After announcing Android app streaming on Chromebooks in early 2022, the feature is finally here. Or at least it is for a few select Android phones. I happen to have Google Pixel 7 Pro, which is a supported phone so I set up this new feature. Here’s how to use Android app streaming on Chromebooks and what the experience is like. I’m still not sold on it being that useful for me, but I realize that many others will be thrilled when it comes to their Android phone.
What is Android app streaming on Chromebooks?
Before getting to the setup and usage process, it’s worth a quick recap on what this feature is. Essentially, if you have a supported Android phone, you can view and use the phone’s apps on your Chromebook.
This is different from installing and using Android apps directly on a Chromebook. With app streaming, the software is running on your phone. Your Chromebook will display the phone app like a remote connection to another device. Using a Chromebook, you can open and use the apps on your handset or, receive and act upon phone notifications.
Again, the rollout is currently limited to specific Android devices. A Google Pixel 4A and up will work here as will the Xiaomi 12T, 12T Pro, 13, and 13 Pro handsets. And you need to have Android 13 or better on the supported phone for Android app streaming on Chromebooks as well.
I’m not surprised that Google Pixel phones work here but I didn’t expect to see Xiaomi phones. Handsets from this Chinese brand aren’t easy to find in the U.S. Perhaps Google is including the Xiaomi line to get some testing input from overseas?
How to setup Android app streaming on a Chromebook
Provided you have a supported handset and Android 13 installed on it, the setup process is rather simple. More so if you already have the ChromeOS Phone Hub enabled and linked to a phone.
I did not, so I first had to click the Phone Hub tray icon on my Chromebook to start the process.
Make sure you have Wi-Fi and Bluetooth enabled for both your Chromebook and your Android phone. This isn’t required for Phone Hub, however, it is needed for the Android app streaming. I didn’t realize that and I typically don’t have Bluetooth enabled on my laptop or my phone. Switching them both on completed the setup process for me.
I simply followed the prompts in the above Phone Hub setup process to link my Pixel 7 Pro to my Chromebook. Initially, I didn’t see the new “apps” option in my Chromebook settings under the Connected Devices section:
None of my Chromebooks have received the ChromeOS 113 update yet, so it appears ChromeOS 112 doesn’t currently support Android app streaming on Chromebooks. I switched over from the Stable Channel to the Beta Channel on my Chromebook to get the new “apps” setting. Personally, I would wait for ChromeOS 113 on your Chromebook rather than do what I did. It’s obviously your choice, however.
After moving to the ChromeOS Beta Channel, I then noticed the new option in the Chromebook settings under the Connected Devices tab:
Clicking Apps “Set up” button on the Chromebook settings prompted my phone to ask for app streaming permissions. Grant that and you should be all set.
What’s it like to use Android app streaming on a Chromebook?

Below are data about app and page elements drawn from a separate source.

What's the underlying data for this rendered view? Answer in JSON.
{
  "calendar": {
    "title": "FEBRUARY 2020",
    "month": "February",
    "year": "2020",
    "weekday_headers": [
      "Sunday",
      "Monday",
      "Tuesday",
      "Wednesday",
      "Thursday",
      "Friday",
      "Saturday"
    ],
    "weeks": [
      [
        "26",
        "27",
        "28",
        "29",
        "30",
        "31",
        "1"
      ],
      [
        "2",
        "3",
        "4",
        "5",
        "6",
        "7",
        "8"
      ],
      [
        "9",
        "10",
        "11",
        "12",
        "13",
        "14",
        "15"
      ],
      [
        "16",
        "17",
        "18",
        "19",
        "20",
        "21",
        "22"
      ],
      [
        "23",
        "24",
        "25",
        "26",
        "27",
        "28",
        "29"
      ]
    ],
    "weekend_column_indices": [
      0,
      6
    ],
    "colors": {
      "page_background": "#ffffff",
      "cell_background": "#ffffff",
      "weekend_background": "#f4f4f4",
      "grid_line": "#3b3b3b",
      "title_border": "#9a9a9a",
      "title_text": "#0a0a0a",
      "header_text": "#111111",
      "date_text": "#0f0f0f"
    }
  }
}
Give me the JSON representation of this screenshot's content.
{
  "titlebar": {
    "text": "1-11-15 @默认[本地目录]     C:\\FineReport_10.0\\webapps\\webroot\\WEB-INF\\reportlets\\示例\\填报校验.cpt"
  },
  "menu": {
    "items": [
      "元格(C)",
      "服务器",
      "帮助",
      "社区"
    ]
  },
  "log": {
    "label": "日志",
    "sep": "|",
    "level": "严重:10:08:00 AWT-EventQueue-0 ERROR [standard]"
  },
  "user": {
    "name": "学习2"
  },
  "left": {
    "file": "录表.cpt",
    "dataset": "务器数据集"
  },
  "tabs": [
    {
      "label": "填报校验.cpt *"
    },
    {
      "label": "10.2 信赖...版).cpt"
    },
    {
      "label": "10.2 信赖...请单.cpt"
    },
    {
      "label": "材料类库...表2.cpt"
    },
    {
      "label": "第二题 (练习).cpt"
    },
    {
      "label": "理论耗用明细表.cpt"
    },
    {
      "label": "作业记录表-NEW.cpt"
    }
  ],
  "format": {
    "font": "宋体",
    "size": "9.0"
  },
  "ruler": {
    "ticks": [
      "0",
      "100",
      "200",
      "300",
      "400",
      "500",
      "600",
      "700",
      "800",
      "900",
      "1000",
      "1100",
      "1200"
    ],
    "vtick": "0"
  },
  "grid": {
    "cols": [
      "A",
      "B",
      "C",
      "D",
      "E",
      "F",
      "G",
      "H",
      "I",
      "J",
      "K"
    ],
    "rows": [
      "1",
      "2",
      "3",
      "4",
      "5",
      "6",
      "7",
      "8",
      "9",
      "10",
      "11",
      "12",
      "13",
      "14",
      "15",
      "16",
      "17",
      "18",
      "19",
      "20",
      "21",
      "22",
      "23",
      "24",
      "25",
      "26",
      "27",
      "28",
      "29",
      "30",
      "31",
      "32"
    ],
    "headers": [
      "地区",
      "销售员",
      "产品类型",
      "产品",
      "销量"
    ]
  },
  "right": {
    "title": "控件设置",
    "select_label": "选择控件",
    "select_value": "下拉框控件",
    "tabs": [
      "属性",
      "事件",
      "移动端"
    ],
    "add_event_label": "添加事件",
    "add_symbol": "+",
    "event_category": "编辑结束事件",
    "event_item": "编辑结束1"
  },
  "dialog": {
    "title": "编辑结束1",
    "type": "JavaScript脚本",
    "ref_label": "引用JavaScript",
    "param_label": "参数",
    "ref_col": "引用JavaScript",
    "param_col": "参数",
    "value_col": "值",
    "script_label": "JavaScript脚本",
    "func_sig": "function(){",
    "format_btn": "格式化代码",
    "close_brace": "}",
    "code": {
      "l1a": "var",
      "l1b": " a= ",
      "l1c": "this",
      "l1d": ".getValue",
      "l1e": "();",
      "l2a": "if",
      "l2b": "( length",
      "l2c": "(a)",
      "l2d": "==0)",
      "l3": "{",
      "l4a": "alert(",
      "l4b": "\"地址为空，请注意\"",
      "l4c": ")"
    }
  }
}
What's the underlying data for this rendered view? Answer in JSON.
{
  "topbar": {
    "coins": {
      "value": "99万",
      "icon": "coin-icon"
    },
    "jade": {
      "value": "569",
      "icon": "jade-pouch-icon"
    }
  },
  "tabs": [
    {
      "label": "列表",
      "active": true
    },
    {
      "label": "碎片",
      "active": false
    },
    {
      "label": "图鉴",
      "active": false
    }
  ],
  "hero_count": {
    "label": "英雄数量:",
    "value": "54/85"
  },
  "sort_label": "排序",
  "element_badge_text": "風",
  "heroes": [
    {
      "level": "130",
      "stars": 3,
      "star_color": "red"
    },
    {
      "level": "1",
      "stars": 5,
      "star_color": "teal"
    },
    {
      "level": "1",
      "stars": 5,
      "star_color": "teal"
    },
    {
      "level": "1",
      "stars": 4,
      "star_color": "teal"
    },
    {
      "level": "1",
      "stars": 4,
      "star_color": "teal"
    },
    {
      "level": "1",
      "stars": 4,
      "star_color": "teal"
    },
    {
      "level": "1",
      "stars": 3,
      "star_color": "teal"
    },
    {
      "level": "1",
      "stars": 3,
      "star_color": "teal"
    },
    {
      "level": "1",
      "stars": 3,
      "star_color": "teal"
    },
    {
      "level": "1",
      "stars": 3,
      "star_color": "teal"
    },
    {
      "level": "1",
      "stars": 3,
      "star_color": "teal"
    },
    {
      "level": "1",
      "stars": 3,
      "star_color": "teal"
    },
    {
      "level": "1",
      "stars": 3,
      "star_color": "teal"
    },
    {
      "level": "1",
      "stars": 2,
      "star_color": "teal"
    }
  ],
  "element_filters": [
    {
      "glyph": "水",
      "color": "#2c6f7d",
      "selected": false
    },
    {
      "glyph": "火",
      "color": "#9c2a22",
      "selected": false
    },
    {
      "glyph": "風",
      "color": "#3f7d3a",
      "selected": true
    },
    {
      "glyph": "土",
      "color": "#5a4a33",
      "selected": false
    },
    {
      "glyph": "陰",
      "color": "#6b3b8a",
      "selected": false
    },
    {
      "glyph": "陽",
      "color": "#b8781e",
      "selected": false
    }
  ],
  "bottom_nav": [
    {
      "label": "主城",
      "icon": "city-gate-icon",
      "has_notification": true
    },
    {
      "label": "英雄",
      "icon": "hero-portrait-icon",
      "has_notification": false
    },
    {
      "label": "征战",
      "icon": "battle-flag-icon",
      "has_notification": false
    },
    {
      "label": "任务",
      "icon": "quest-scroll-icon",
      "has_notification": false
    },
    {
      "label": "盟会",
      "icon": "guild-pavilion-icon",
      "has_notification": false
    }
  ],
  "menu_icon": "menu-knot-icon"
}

After the setup process is complete, you can view your recent Android phone apps by clicking the Phone Hub icon on your Chromebook:
Above you can see that I most recently used the Mastodon mobile app, followed by Chrome and some Google apps. Clicking any of them opens the app on my phone and mirrors it to the Chromebook. Note that the icon all the way to the right is for opening up a menu of all Android apps on your phone.
The open app appears like a mini virtual phone display on your Chromebook. You can fully interact with it, minimize it or move to a previously used app.
I streamed the Mastodon app from my phone to my Chromebook and it mostly works well. I suspect different apps are going to have different issues and or experiences.
In this case, swiping up and down through a timeline worked fine. However, some of the posts moved left or right as if I was swiping; I couldn’t read either full post as a result. Again, experience may be heavily app dependent. I did test a few of the native Google apps and clearly, they’re well-optimized for app streaming: I saw no issues.
I still probably wouldn’t stream most of my phone apps to a Chromebook. That’s just me and it’s mainly because either the native Android app on my Chromebook or a better desktop version for Linux is my preference.
However, I do use the Google News app quite a bit on my mobile devices only. And streaming Google News is a good use case for a quick check of what’s happening while on my Chromebook.
While I can view Google News in a browser, I tend to lose a half-hour reading through a stream of long-form stories. So maybe Android app streaming on Chromebooks will work better for me here. I can just skim through headlines to get bite-sized updates. We’ll see over time.